**WHAT YOU SHOULD DO:** Your answer should be one number, the count of lines in the entries holding the word "comments".

**DATA EXTRACTS:**
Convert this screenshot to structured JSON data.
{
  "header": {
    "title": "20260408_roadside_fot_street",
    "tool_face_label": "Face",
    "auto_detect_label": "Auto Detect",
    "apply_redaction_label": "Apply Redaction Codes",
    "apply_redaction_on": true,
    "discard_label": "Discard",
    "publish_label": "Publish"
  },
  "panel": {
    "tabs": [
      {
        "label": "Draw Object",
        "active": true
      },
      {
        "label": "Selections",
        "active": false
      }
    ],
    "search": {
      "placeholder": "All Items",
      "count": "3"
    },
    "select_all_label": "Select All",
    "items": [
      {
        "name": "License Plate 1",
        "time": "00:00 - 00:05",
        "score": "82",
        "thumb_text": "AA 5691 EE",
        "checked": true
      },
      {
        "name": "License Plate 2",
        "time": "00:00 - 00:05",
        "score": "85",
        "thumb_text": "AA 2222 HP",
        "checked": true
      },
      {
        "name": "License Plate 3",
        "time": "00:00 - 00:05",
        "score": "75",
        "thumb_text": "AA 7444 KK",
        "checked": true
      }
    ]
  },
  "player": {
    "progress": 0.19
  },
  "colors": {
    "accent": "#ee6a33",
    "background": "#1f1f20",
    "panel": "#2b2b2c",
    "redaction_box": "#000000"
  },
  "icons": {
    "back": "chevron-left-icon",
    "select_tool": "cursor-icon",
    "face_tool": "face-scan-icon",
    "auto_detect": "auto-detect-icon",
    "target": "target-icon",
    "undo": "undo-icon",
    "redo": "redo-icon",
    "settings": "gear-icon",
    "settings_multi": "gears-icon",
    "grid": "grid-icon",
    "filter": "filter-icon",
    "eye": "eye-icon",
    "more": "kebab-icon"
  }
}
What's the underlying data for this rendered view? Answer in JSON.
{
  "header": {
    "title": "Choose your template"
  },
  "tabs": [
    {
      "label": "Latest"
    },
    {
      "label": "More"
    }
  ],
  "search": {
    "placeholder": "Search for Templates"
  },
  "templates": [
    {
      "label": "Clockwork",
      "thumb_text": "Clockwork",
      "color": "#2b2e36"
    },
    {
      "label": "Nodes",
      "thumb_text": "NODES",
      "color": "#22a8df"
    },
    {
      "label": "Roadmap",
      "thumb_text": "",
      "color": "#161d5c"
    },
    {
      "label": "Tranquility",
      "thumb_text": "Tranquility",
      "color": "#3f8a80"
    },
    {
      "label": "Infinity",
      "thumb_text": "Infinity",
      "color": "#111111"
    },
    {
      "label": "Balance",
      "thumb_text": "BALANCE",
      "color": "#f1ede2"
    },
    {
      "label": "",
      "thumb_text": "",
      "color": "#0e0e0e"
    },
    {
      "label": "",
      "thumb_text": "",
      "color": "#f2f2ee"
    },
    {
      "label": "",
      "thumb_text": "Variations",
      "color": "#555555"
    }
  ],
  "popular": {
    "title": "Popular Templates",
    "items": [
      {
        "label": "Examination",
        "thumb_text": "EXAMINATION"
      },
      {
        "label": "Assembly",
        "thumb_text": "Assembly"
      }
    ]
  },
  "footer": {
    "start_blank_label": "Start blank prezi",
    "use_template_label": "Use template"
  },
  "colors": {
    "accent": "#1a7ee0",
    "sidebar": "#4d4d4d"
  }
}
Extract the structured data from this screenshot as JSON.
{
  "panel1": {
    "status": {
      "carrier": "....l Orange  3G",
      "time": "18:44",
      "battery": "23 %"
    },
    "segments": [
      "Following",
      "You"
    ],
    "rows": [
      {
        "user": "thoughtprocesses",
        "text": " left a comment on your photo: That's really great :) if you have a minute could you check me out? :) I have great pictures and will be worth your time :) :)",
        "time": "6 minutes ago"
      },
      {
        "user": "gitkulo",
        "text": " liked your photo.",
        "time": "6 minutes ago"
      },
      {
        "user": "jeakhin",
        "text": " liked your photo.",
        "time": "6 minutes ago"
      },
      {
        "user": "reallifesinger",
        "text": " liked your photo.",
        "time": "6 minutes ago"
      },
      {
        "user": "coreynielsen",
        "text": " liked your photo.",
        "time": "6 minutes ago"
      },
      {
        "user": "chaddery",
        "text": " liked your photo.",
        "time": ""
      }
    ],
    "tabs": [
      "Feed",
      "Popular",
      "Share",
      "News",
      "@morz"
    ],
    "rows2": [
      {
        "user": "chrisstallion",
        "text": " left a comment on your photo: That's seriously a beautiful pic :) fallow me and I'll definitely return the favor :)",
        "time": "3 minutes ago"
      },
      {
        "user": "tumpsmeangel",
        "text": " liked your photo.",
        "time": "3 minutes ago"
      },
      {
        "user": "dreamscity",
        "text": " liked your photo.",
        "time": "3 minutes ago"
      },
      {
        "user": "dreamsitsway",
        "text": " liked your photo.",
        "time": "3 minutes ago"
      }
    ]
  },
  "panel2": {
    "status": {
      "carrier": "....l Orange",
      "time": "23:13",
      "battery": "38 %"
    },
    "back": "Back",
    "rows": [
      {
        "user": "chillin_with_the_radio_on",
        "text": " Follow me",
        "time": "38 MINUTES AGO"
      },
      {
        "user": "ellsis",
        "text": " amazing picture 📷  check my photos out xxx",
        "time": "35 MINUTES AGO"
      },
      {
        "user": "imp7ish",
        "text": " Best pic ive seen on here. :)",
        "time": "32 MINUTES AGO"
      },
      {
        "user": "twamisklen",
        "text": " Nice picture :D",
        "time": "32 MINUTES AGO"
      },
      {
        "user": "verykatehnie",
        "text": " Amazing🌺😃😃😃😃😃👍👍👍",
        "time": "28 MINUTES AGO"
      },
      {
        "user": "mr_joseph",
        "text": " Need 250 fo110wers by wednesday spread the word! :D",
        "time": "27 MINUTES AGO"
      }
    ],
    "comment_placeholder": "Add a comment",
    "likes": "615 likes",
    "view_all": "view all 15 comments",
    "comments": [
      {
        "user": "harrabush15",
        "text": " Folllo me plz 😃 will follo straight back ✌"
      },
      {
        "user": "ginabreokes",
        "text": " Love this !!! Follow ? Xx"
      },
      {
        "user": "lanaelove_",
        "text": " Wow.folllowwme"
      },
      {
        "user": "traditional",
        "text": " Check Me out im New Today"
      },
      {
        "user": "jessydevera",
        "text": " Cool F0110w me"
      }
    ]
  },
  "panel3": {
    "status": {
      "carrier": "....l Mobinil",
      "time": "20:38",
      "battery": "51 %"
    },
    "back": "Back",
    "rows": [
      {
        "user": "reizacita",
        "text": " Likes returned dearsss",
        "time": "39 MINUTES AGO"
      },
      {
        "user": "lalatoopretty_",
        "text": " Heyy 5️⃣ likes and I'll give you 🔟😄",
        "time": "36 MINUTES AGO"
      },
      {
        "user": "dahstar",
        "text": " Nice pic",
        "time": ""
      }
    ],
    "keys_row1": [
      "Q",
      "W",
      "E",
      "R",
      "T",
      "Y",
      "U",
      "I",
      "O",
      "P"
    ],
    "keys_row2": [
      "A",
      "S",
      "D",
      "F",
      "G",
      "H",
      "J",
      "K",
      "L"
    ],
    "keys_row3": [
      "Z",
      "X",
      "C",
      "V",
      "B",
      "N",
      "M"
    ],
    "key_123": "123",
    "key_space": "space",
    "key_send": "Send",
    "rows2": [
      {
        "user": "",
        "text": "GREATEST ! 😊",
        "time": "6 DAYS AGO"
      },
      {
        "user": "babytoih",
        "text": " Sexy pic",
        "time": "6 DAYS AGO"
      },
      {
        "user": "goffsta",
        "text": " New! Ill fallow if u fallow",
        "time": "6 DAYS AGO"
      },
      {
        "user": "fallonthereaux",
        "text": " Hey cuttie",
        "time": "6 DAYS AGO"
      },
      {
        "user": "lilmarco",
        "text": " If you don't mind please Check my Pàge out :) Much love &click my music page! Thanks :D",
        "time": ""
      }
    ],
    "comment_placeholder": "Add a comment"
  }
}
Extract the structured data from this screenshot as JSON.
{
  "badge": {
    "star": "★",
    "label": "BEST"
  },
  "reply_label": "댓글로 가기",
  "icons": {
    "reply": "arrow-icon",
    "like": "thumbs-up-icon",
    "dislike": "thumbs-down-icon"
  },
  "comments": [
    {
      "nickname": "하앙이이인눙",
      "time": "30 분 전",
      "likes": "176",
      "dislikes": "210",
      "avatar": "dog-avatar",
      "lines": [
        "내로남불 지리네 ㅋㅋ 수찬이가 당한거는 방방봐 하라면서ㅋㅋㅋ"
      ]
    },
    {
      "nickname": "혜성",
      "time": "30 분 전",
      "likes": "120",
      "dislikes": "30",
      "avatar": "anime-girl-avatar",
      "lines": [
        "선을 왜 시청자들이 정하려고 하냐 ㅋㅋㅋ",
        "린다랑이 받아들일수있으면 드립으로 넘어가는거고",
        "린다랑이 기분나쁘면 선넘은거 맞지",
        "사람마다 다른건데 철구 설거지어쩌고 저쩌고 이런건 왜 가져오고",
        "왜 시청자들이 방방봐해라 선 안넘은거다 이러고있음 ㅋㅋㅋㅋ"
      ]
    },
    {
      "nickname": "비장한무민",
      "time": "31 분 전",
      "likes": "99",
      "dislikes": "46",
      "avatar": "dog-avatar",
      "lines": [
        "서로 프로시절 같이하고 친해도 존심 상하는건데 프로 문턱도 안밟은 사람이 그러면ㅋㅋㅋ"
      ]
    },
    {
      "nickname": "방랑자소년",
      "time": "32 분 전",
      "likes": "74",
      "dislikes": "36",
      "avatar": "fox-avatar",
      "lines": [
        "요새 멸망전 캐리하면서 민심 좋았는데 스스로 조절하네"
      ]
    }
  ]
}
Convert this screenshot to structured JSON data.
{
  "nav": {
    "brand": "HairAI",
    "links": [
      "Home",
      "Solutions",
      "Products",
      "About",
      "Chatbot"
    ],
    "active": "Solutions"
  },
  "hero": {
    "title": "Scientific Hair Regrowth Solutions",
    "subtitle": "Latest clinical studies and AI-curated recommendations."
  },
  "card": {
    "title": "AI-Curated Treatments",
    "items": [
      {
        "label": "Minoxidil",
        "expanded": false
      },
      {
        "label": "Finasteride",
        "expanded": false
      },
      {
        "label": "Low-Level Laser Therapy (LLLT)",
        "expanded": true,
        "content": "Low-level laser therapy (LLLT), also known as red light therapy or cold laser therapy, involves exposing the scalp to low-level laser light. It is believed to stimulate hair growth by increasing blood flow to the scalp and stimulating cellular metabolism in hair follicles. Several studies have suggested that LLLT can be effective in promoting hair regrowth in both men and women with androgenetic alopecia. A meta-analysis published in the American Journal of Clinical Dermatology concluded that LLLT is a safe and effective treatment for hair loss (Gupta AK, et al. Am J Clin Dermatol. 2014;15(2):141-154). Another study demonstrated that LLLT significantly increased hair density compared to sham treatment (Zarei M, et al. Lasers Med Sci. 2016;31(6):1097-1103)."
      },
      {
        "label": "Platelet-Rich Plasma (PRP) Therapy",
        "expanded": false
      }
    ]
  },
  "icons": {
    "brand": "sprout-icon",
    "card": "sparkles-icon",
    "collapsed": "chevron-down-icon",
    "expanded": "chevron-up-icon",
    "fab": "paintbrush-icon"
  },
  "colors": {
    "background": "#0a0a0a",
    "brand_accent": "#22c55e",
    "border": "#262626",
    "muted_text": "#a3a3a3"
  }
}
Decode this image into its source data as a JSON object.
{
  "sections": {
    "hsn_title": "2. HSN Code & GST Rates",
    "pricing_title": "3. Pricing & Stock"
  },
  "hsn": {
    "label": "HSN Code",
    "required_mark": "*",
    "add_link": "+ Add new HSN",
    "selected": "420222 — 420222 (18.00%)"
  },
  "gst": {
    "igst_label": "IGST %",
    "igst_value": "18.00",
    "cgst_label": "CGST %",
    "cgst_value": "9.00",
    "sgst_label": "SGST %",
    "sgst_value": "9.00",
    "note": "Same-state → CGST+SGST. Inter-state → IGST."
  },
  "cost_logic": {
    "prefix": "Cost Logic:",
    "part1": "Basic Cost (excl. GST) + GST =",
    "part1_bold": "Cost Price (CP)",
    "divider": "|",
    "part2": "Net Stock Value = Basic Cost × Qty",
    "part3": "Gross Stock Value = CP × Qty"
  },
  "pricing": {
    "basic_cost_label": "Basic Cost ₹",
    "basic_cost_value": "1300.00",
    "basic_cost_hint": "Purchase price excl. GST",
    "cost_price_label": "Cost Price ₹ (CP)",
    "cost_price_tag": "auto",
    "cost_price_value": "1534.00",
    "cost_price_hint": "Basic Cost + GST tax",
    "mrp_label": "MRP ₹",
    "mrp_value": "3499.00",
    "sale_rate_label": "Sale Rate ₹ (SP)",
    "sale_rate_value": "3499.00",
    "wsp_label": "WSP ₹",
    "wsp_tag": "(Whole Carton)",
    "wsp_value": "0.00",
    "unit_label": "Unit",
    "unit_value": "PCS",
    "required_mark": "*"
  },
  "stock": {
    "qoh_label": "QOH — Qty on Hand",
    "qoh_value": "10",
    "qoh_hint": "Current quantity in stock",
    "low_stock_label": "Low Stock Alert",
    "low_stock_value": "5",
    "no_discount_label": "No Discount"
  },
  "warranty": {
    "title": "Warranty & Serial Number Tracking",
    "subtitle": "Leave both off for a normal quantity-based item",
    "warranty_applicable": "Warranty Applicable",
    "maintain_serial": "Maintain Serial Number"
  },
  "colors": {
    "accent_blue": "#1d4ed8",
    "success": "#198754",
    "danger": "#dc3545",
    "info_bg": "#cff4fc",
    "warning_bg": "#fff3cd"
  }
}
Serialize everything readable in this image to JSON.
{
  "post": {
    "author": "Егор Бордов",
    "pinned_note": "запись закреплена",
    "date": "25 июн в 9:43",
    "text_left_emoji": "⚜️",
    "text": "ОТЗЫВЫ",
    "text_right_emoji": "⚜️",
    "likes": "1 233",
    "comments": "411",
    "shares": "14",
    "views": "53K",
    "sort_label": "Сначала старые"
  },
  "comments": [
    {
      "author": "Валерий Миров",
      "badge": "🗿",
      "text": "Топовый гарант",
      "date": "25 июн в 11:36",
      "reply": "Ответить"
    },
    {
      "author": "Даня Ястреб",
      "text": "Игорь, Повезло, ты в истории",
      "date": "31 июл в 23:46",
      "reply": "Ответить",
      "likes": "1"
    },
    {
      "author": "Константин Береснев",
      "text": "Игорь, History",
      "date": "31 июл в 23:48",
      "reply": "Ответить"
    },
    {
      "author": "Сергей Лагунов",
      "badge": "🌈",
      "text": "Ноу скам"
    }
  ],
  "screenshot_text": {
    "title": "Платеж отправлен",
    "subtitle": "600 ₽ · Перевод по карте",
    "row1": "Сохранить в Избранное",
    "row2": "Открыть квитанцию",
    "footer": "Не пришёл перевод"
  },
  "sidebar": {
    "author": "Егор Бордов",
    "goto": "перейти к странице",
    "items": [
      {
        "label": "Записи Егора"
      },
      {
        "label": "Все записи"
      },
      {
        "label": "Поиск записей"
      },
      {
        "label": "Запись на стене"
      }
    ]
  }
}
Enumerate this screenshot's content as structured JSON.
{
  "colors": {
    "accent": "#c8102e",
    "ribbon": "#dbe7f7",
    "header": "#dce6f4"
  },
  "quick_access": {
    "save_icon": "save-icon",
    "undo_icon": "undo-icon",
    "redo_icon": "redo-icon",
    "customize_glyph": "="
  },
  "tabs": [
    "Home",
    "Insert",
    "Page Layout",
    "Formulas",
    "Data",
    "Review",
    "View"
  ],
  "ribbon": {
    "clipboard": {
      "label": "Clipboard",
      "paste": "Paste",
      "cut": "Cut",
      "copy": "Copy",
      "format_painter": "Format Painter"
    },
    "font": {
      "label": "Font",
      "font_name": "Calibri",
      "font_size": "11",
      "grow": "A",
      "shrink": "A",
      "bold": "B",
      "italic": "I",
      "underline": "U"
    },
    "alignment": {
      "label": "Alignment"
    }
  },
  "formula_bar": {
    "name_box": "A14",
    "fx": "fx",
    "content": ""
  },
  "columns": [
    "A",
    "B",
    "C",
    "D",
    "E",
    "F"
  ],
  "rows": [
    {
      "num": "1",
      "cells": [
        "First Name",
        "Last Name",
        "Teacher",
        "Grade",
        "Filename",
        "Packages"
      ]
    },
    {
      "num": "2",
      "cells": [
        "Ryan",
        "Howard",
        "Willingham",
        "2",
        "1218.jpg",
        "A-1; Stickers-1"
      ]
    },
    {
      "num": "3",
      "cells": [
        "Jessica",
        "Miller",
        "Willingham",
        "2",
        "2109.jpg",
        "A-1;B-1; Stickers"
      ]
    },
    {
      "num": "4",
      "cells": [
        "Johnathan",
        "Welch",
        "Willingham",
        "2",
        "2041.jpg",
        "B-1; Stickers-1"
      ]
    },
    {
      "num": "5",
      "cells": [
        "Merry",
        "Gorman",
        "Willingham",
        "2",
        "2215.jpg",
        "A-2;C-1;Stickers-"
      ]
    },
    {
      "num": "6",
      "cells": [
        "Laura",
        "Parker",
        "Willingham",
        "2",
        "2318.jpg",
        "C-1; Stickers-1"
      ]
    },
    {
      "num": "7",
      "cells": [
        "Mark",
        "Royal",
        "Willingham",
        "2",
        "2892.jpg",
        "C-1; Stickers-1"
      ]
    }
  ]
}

**RESPONSE AREA:** 5